What the exercise asks: Take every line from the listing below that contains "Свердловской".
*** Dataset entries ***
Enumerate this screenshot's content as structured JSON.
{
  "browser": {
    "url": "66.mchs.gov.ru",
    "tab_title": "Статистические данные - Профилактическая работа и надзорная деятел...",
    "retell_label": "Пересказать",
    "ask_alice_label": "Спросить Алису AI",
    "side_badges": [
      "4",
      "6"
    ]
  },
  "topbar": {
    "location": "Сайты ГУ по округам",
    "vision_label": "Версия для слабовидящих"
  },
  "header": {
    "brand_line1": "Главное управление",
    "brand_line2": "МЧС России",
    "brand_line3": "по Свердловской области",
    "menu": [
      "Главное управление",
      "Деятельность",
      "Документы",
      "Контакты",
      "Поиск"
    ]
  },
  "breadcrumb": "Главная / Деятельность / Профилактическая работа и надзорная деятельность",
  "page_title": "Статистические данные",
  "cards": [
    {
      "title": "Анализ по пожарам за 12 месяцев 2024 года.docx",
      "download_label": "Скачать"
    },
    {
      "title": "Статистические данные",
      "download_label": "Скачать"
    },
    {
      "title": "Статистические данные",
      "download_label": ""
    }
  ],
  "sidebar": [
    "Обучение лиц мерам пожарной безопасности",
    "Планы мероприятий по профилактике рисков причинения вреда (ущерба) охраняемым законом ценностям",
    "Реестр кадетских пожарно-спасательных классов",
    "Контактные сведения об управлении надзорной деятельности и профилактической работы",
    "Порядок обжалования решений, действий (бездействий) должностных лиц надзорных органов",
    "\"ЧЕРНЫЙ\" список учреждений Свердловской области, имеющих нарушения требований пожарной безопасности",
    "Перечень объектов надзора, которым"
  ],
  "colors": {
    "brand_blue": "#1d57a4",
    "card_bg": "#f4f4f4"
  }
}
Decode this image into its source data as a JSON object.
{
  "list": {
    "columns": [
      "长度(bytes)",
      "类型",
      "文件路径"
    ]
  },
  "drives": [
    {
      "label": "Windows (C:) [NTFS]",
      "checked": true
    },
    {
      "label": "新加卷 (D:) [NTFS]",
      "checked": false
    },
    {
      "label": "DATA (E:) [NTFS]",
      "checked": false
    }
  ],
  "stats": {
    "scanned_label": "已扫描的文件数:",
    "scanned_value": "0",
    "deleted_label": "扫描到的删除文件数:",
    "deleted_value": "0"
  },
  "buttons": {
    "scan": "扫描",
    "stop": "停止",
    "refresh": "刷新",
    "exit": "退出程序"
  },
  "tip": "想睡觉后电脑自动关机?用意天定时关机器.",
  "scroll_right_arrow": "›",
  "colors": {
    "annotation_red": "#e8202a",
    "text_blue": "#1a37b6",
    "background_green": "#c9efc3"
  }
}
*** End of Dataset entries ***
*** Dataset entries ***
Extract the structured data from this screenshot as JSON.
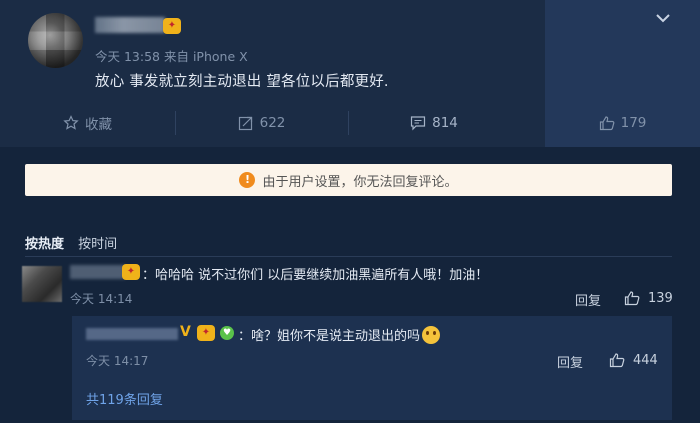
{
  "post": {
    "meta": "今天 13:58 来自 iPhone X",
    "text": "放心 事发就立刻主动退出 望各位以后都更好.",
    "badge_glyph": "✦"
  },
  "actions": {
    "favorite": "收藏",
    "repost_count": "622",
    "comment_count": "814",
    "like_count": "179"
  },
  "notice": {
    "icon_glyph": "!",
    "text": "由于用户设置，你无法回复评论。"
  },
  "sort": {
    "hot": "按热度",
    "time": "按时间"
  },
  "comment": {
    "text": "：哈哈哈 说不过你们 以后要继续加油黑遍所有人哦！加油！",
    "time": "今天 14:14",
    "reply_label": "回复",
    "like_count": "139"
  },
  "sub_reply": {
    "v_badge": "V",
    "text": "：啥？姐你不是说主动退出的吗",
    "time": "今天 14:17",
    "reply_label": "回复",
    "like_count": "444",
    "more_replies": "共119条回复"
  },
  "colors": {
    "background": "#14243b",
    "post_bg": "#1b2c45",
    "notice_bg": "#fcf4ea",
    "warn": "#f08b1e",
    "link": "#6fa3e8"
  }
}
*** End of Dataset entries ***
Your solution:
    "brand_line3": "по Свердловской области",
    "\"ЧЕРНЫЙ\" список учреждений Свердловской области, имеющих нарушения требований пожарной безопасности",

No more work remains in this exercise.